Creating child-friendly neighborhoods

Introduction and aim

Over the past few decades, spatial conditions have changed dramatically. The term “domesticated childhoods” highlights the increasing dominance of indoor settings over outdoor environments. Today, children spend more time at home, in daycare centers, and in schools, leading to significant limitations in outdoor play.

However, free (outdoor) play remains crucial for children’s development. It helps them gain independence, understand social rules, develop autonomy, and build self-confidence.

The “Raum für Kinderspiel!” [“Space for children’s play!”] study investigated play opportunities for over 5,000 children in southwest Germany. The researchers conducted standardized surveys, exploratory walks with children, analyzed children’s drawings, environmental inventories, and interviewed urban experts. The findings highlight how the quality of urban residential areas can impact children’s daily lives, development, and overall well-being.  

This brief summarizes the study’s key insights, offering valuable information for city planners, architects, policymakers, and other professionals involved in urban planning and development.   

Key concept

The study is based on the assumption that the quality of so-called activity areas significantly influences children’s every-day lives, quality of life, and developmental opportunities. 

Activity areas are spaces in children’s residential environments, defined by four characteristics:

Key results

The study’s findings highlight that the quality of activity areas is a key factor for children’s daily lives and development:

Opportunities for Free Outdoor Play

Just over half of the children (55%) could play outdoors unsupervised and without parental concerns. For nearly a quarter of the children, however, parents were concerned (23%), and around 22% of children either needed parental supervision or could not play outdoors, in their neighborhoods, at all.

Quality of Activity Areas

The quality of activity areas significantly affects the amount of time children spend playing outdoors. In “really good” areas (safe, accessible, engaging), children played unsupervised for an average of 108 minutes, while in “really bad” areas, the average unsupervised playtime was only 16 minutes.

Traffic Control

In areas where the speed limit was 30km/h, young children spend twice as much time engaging in free outdoor play each day – 66 minutes compared to 32 minutes in areas without traffic calming measures.

Family Resources
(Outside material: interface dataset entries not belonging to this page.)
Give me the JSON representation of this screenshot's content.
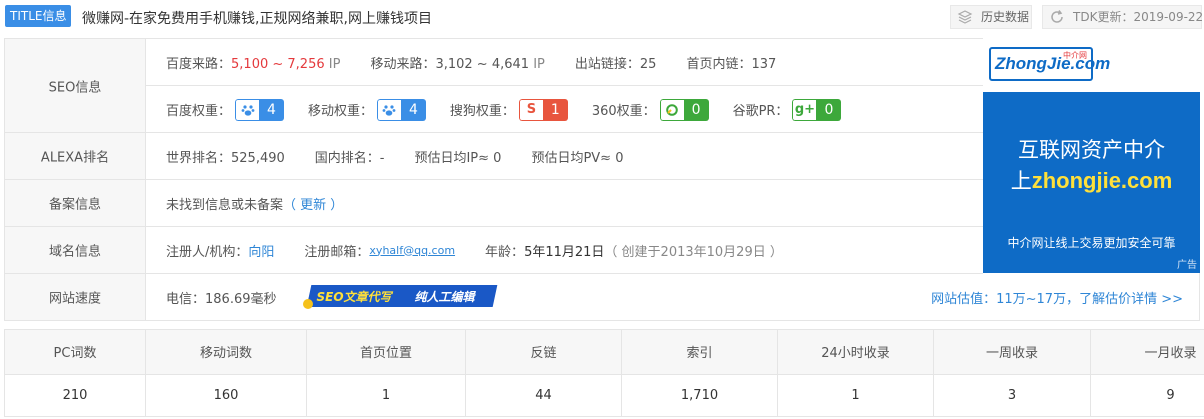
{
  "title_bar": {
    "badge": "TITLE信息",
    "title": "微赚网-在家免费用手机赚钱,正规网络兼职,网上赚钱项目",
    "history_button": "历史数据",
    "tdk_update": "TDK更新：2019-09-22"
  },
  "seo": {
    "label": "SEO信息",
    "baidu_source_label": "百度来路：",
    "baidu_source_value": "5,100 ~ 7,256",
    "baidu_source_unit": "IP",
    "mobile_source_label": "移动来路：",
    "mobile_source_value": "3,102 ~ 4,641",
    "mobile_source_unit": "IP",
    "outlinks_label": "出站链接：",
    "outlinks_value": "25",
    "homepage_links_label": "首页内链：",
    "homepage_links_value": "137",
    "weights": [
      {
        "label": "百度权重：",
        "icon": "baidu-paw-icon",
        "value": "4",
        "color": "#3a8ee6"
      },
      {
        "label": "移动权重：",
        "icon": "baidu-paw-icon",
        "value": "4",
        "color": "#3a8ee6"
      },
      {
        "label": "搜狗权重：",
        "icon": "sogou-icon",
        "value": "1",
        "color": "#e8553e"
      },
      {
        "label": "360权重：",
        "icon": "360-icon",
        "value": "0",
        "color": "#3da83b"
      },
      {
        "label": "谷歌PR：",
        "icon": "google-plus-icon",
        "value": "0",
        "color": "#3da83b"
      }
    ]
  },
  "alexa": {
    "label": "ALEXA排名",
    "world_rank": "世界排名：525,490",
    "domestic_rank": "国内排名：-",
    "daily_ip": "预估日均IP≈ 0",
    "daily_pv": "预估日均PV≈ 0"
  },
  "icp": {
    "label": "备案信息",
    "text": "未找到信息或未备案",
    "update_link": "（ 更新 ）"
  },
  "domain": {
    "label": "域名信息",
    "registrant_label": "注册人/机构：",
    "registrant_value": "向阳",
    "email_label": "注册邮箱：",
    "email_value": "xyhalf@qq.com",
    "age_label": "年龄：",
    "age_value": "5年11月21日",
    "created": "（ 创建于2013年10月29日 ）"
  },
  "speed": {
    "label": "网站速度",
    "telecom": "电信：186.69毫秒",
    "ad_text_1": "SEO文章代写",
    "ad_text_2": "纯人工编辑",
    "valuation_link": "网站估值：11万~17万，了解估价详情 >>"
  },
  "ad": {
    "logo_text": "ZhongJie.com",
    "logo_cn": "中介网",
    "line1": "互联网资产中介",
    "line2_prefix": "上",
    "line2_domain": "zhongjie.com",
    "slogan": "中介网让线上交易更加安全可靠",
    "tag": "广告"
  },
  "stats": {
    "headers": [
      "PC词数",
      "移动词数",
      "首页位置",
      "反链",
      "索引",
      "24小时收录",
      "一周收录",
      "一月收录"
    ],
    "values": [
      "210",
      "160",
      "1",
      "44",
      "1,710",
      "1",
      "3",
      "9"
    ]
  },
  "colors": {
    "accent": "#3a8ee6",
    "link": "#2f86d6",
    "highlight_red": "#e4393c",
    "ad_blue": "#0e6bc6"
  }
}
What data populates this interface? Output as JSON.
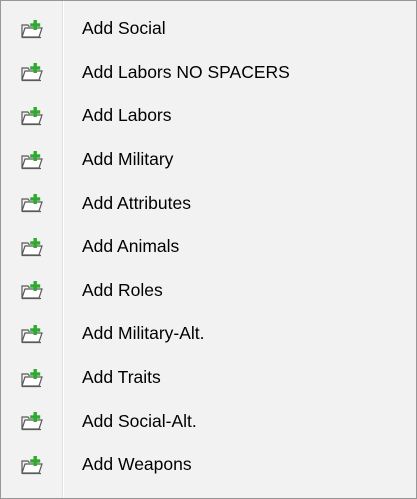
{
  "menu": {
    "items": [
      {
        "label": "Add Social",
        "icon": "add-folder-icon"
      },
      {
        "label": "Add Labors NO SPACERS",
        "icon": "add-folder-icon"
      },
      {
        "label": "Add Labors",
        "icon": "add-folder-icon"
      },
      {
        "label": "Add Military",
        "icon": "add-folder-icon"
      },
      {
        "label": "Add Attributes",
        "icon": "add-folder-icon"
      },
      {
        "label": "Add Animals",
        "icon": "add-folder-icon"
      },
      {
        "label": "Add Roles",
        "icon": "add-folder-icon"
      },
      {
        "label": "Add Military-Alt.",
        "icon": "add-folder-icon"
      },
      {
        "label": "Add Traits",
        "icon": "add-folder-icon"
      },
      {
        "label": "Add Social-Alt.",
        "icon": "add-folder-icon"
      },
      {
        "label": "Add Weapons",
        "icon": "add-folder-icon"
      }
    ],
    "colors": {
      "background": "#f2f2f2",
      "border": "#979797",
      "icon_plus": "#2eaa2e",
      "icon_outline": "#5a5a5a"
    }
  }
}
Families with greater resources (such as higher parental education, not being single parents, employment, and no immigrant background) were more likely to live in neighborhoods with high-quality activity areas. This allowed their children more freedom to play outside, with less supervision.

Sport Activities

Children growing up with more favorable conditions (higher family resources) more frequently used sports facilities and participated in organized activities. This trend reflects how family resources influence both the use of structured activities and the opportunity to grow up in favorable residential areas.

Social Neighborhoods

Social connections within the neighborhood and mutual familiarity foster trust and security. Parents are more comfortable letting their children play outdoors, knowing that other adults or peers are around to help. In turn, a child-friendly neighborhood encourages neighbors to connect, fostering a supportive community.

Key take home message

To support the impact of residential activity areas on children’s lives, the researchers recommend the following:

Sharing research

All our briefs are accessible through our website, www.playgroundresearch.org.

On the website, you’ll find a compilation of briefs that offer a clear comprehension of research findings and their implications for future research and practical application.

You can also download a printable PDF version of this brief to facilitate sharing.

Contributors

Contributors